BecomingX creates one-hour lessons that can supplement any school’s curriculum. The lesson structure typically involves a short film introduced by Bear Grylls, followed by class discussions, key teaching concepts and engaging activities to help students learn by doing. BecomingX has the added benefit of being able to draw on stories and insights from people who have succeeded. Many of those people are globally known personalities, including film stars, Olympic gold medalists and other sports superstars, Nobel Peace Prize winners, astronauts and even past presidents.
“Some of these people are world-famous because they’ve achieved incredible things,” says Gurney. “However, we’re also really trying to showcase people who are largely unknown in the wider world, but who have done truly exceptional things. Some of the best films we’ve made are with people from very tough backgrounds — formerly abused as kids or who grew up homeless — but then went onto do amazing things.”
One of those people, Sabrina Cohen-Hatton, is a British firefighter, psychologist and writer who will appear on the BecomingX panel during the 2020 Cayman Alternative Investment Forum.
“At the age of 15, she was living on the streets in doorways and derelict buildings,” says Gurney. “She tried her hardest to just get that very first step on the ladder, which was getting stable accommodation and some secure income. She eventually got a job part-time with the fire services, one of seven women out of about 1,400. We fast-forward 18 years and she’s now the most senior-level firefighter in the country, she’s got a PhD and is a published author. It’s truly incredible.”
By including a mix of people, some very famous and some just regular folks who have done very well in their lives, BecomingX demonstrates that with the right role models, teaching and opportunities, anyone can succeed in life.
“We’re not about showcasing celebrities,” Gurney says. “We’re about showcasing what it takes to achieve incredible things. Anyone who watches our films can see somebody they can relate to, no matter where they are in life.”
Hearing and seeing these stories helps demystify the notion of success.
“BecomingX helps people build the confidence and skills to succeed,” Gurney says. “Having done much research on this, we really can explain what it takes to succeed — it is identifiable, codifiable and teachable.”
Gurney says BecomingX’s core purpose is to help create a world where everyone can realise their potential. Its business model enables it to release all of its films for free online as well as providing all of its education content and lessons to its charity, the BecomingX Foundation, to deliver for free in developing countries.

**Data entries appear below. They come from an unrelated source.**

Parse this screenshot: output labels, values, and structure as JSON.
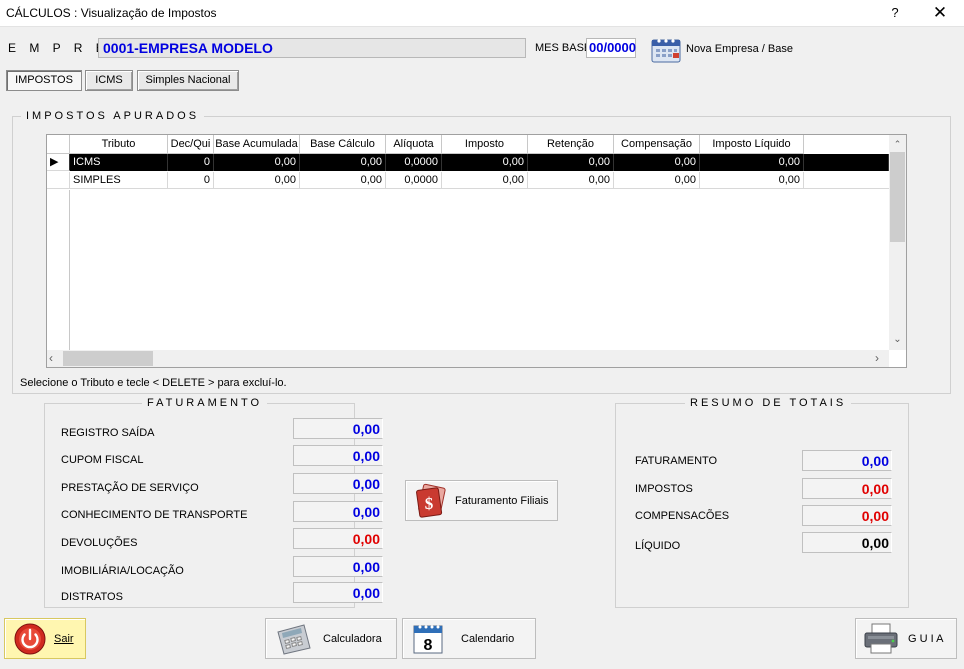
{
  "window": {
    "title": "CÁLCULOS : Visualização de Impostos",
    "help": "?",
    "close": "✕"
  },
  "header": {
    "empresa_label": "E M P R E S A",
    "empresa_value": "0001-EMPRESA MODELO",
    "mes_label": "MES BASE",
    "mes_value": "00/0000",
    "nova_label": "Nova Empresa / Base"
  },
  "tabs": [
    {
      "label": "IMPOSTOS"
    },
    {
      "label": "ICMS"
    },
    {
      "label": "Simples Nacional"
    }
  ],
  "impostos": {
    "title": "IMPOSTOS APURADOS",
    "columns": [
      "Tributo",
      "Dec/Qui",
      "Base Acumulada",
      "Base Cálculo",
      "Alíquota",
      "Imposto",
      "Retenção",
      "Compensação",
      "Imposto Líquido"
    ],
    "rows": [
      [
        "ICMS",
        "0",
        "0,00",
        "0,00",
        "0,0000",
        "0,00",
        "0,00",
        "0,00",
        "0,00"
      ],
      [
        "SIMPLES",
        "0",
        "0,00",
        "0,00",
        "0,0000",
        "0,00",
        "0,00",
        "0,00",
        "0,00"
      ]
    ],
    "hint": "Selecione o Tributo e tecle < DELETE > para excluí-lo."
  },
  "faturamento": {
    "title": "FATURAMENTO",
    "items": [
      {
        "label": "REGISTRO SAÍDA",
        "value": "0,00"
      },
      {
        "label": "CUPOM FISCAL",
        "value": "0,00"
      },
      {
        "label": "PRESTAÇÃO DE SERVIÇO",
        "value": "0,00"
      },
      {
        "label": "CONHECIMENTO DE TRANSPORTE",
        "value": "0,00"
      },
      {
        "label": "DEVOLUÇÕES",
        "value": "0,00"
      },
      {
        "label": "IMOBILIÁRIA/LOCAÇÃO",
        "value": "0,00"
      },
      {
        "label": "DISTRATOS",
        "value": "0,00"
      }
    ]
  },
  "faturamento_filiais": "Faturamento Filiais",
  "resumo": {
    "title": "RESUMO DE TOTAIS",
    "items": [
      {
        "label": "FATURAMENTO",
        "value": "0,00"
      },
      {
        "label": "IMPOSTOS",
        "value": "0,00"
      },
      {
        "label": "COMPENSACÕES",
        "value": "0,00"
      },
      {
        "label": "LÍQUIDO",
        "value": "0,00"
      }
    ]
  },
  "footer": {
    "sair": "Sair",
    "calculadora": "Calculadora",
    "calendario": "Calendario",
    "calendar_day": "8",
    "guia": "G U I A"
  },
  "colors": {
    "value_blue": "#0000e0",
    "value_red": "#e00000",
    "selected_row": "#000000"
  }
}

“This is so important to us,” says Gurney, “If we are to see real and long-term changes in the world, we have to find sustainable models that can help everyone – no matter what their circumstances and opportunities.”
Gurney says the goal is to get BecomingX films seen all over the world and to get its education content into as many schools as possible. Corporate sponsorships are a key.
“We’d like to work with some of the fantastic organisations that are are really supportive and passionate about education,” he says. “We’re hoping some companies will say, ‘We really care about this too and we’ll help fund BecomingX memberships for hundreds of schools.’”
Gurney has already picked up one important ally in KPMG Partner Anthony Cowell, who serves as the chairman of the CAIS20 editorial board, and also sits on the BecomingX Foundation trustee board.
“Tony has been absolutely instrumental in supporting us and we couldn’t wish for a bigger advocate than him,” Gurney says. “He’s a key reason Bear, myself and the team are coming to Cayman Islands.”
A version of this article appears in print in the November 2019 edition of Camana Bay Times with the headline: Demystifying what it takes to succeed